What is a safe haven? “Any safe or peaceful place in a dangerous area”, according to the Cambridge Dictionary. As China has weathered the recent epic global volatility well, pundits are quickly pointing to China as a safe “haven”.
While we agree with the observation that China’s on-shore market has been a beacon in the darkness, and the country’s draconian quarantine measures have borne fruits, we also note that China, as the first country to suffer the coronavirus outbreak, experienced a historic plunge when its market re-opened after the lunar new year. As such, China’s market performance can either be a herald of the global markets due to its time lead, or an asset mispriced for weakening fundamentals amid the “once-in-a-hundred-year” virus outbreak coinciding with a historic oil crisis.
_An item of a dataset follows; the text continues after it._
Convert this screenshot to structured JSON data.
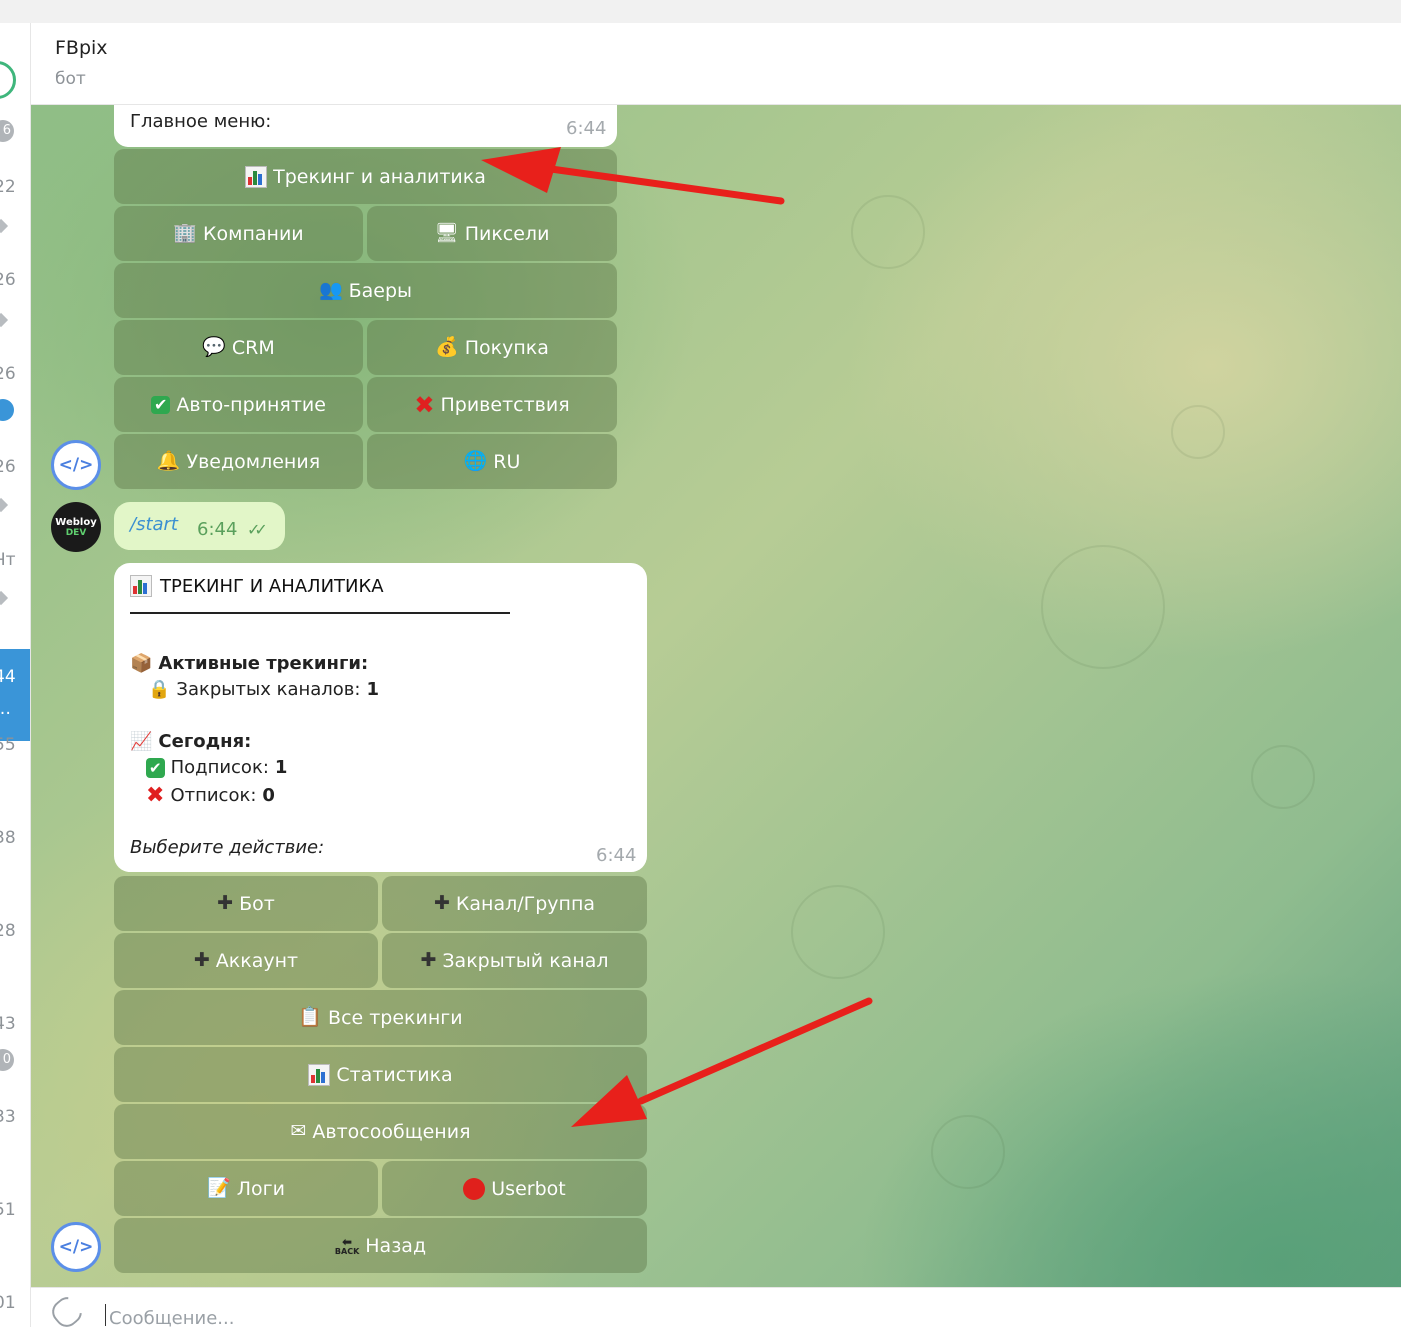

Last night, the circuit breaker was triggered in US trading for the first time since the 1997 Asian Crisis. The weight from the unprecedented oil plunge comparable to the episode around the first Gulf War had proven to be too hard to fight. Despite such tumultuous trading conditions, the Dow closed at just below its 850-day moving average, while the S&P500 closed just above.
We have written extensively about the significance of the 850-day moving average for global asset allocation (20190919 “A Definitive Guide to Forecasting China Market”). Simply put, when there is no severe recession, the US stock market tends to find support around this moving average. Not even the infamous “Black Monday” in 1987 could penetrate it. However, when there is severe recession, such as in 2001 and 2008, the US equity indices will plunge substantially below the 850-day moving average.
Given its excellent track record, we can use the 850-day moving average as “the line in the sand” for recent market trading. In our recent note titled “Unconventional Risk Hedging at Cycle’s End” (20200302) and “Stock Market Populism” (20200309), we discussed the likelihood of the US equity indices finding support around the 850-day moving average, and a technical reprieve only reserved for the most brash traders. Last night’s epic volatility has once again proven the merit of this moving average.
Figure 1: SPX is finding support at 850-day mavg (shaded areas denote recession)
Source: Bloomberg, BOCOM Int'l
Now, the outlook on the US economy is the question, as we know that the US stock market is likely to trade substantially lower when a severe US recession is looming. And a US recession bodes ill for the global economy.
Figure 2: Comparison between 1987 and now
Source: Bloomberg, BOCOM Int'l
It is difficult to find another period in the US market that is entirely comparable to the current episode, given its epic volatility. In about two weeks, the US market has turned from the longest bull market into the fastest bear market. Based on velocity, we have used the 1987 episode as the comparison, and found good similarity in the speed of plunge and the support level at the 850-day moving average.
That said, we note that the current episode has an element that is largely out of the realm of monetary and fiscal policy. China’s containment of the virus has set a positive example, yet at the cost of more than one month of economic activity suspension. The coronavirus is only starting to affect various countries at different stages along the contagion path. The global supply chain is so well integrated that all countries must cooperate seamlessly to make it work.
Even if China is now on track to go back to running at full capacity at the end of March or early April, the rest of the world probably isn’t. And China cannot play a group sport all by itself. This may be a supply chain disruption that many have failed to consider but will likely elevate the probability of a global recession. Already, the probability of a US recession has risen to 65% on the Predictit Market. And the NY Fed estimate of the chance of a US recession has risen to a level that has passed the point of no return. Investors should take note of such recessionary risks further in the horizon.
So, is China the herald of global market recovery, or a mispriced asset? The chance of the latter has risen, while the epic market moves from last night suggest China is indeed a hero for now.